* [Problem details]
Write the entries out again exactly as they stand, but without the pictures.
Segment Start: Dataset records
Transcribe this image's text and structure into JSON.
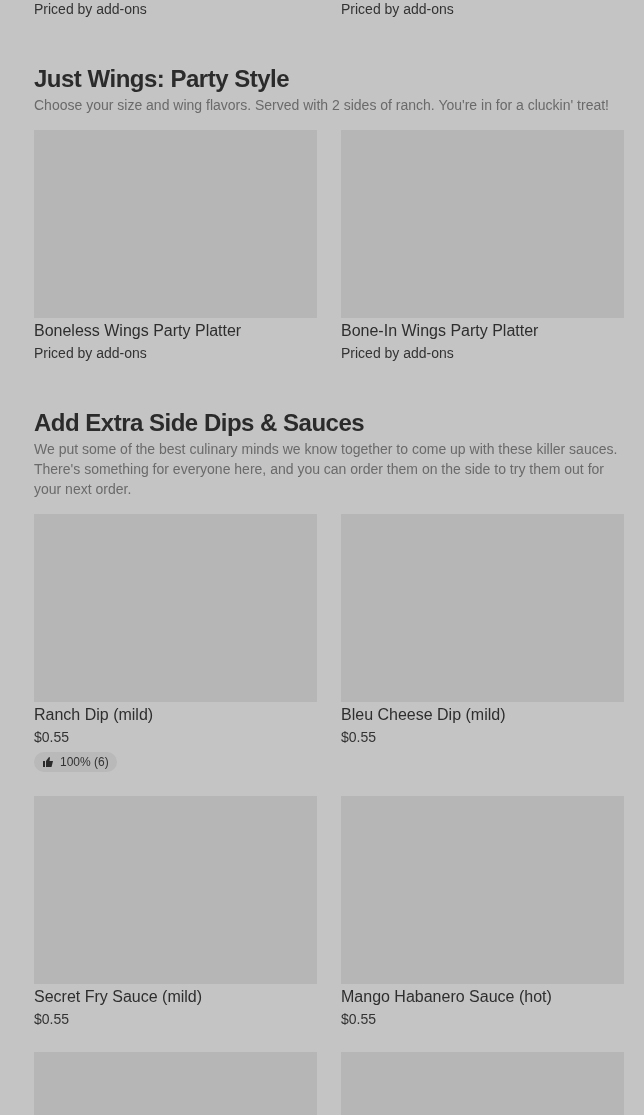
{
  "top_row": [
    {
      "price": "Priced by add-ons"
    },
    {
      "price": "Priced by add-ons"
    }
  ],
  "sections": [
    {
      "title": "Just Wings: Party Style",
      "description": "Choose your size and wing flavors. Served with 2 sides of ranch. You're in for a cluckin' treat!",
      "items": [
        {
          "kind": "product",
          "name": "Boneless Wings Party Platter",
          "price": "Priced by add-ons"
        },
        {
          "kind": "product",
          "name": "Bone-In Wings Party Platter",
          "price": "Priced by add-ons"
        }
      ]
    },
    {
      "title": "Add Extra Side Dips & Sauces",
      "description": "We put some of the best culinary minds we know together to come up with these killer sauces. There's something for everyone here, and you can order them on the side to try them out for your next order.",
      "items": [
        {
          "kind": "product",
          "name": "Ranch Dip (mild)",
          "price": "$0.55",
          "rating": "100% (6)"
        },
        {
          "kind": "product",
          "name": "Bleu Cheese Dip (mild)",
          "price": "$0.55"
        },
        {
          "kind": "product",
          "name": "Secret Fry Sauce (mild)",
          "price": "$0.55"
        },
        {
          "kind": "product",
          "name": "Mango Habanero Sauce (hot)",
          "price": "$0.55"
        },
        {
          "kind": "image"
        },
        {
          "kind": "image"
        }
      ]
    }
  ]
}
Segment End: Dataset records
* [Response]
Transcribe this image's text and structure into JSON.
{
  "top_row": [
    {
      "price": "Priced by add-ons"
    },
    {
      "price": "Priced by add-ons"
    }
  ],
  "sections": [
    {
      "title": "Just Wings: Party Style",
      "description": "Choose your size and wing flavors. Served with 2 sides of ranch. You're in for a cluckin' treat!",
      "items": [
        {
          "kind": "product",
          "name": "Boneless Wings Party Platter",
          "price": "Priced by add-ons"
        },
        {
          "kind": "product",
          "name": "Bone-In Wings Party Platter",
          "price": "Priced by add-ons"
        }
      ]
    },
    {
      "title": "Add Extra Side Dips & Sauces",
      "description": "We put some of the best culinary minds we know together to come up with these killer sauces. There's something for everyone here, and you can order them on the side to try them out for your next order.",
      "items": [
        {
          "kind": "product",
          "name": "Ranch Dip (mild)",
          "price": "$0.55",
          "rating": "100% (6)"
        },
        {
          "kind": "product",
          "name": "Bleu Cheese Dip (mild)",
          "price": "$0.55"
        },
        {
          "kind": "product",
          "name": "Secret Fry Sauce (mild)",
          "price": "$0.55"
        },
        {
          "kind": "product",
          "name": "Mango Habanero Sauce (hot)",
          "price": "$0.55"
        },
        {
          "kind": "image"
        },
        {
          "kind": "image"
        }
      ]
    }
  ]
}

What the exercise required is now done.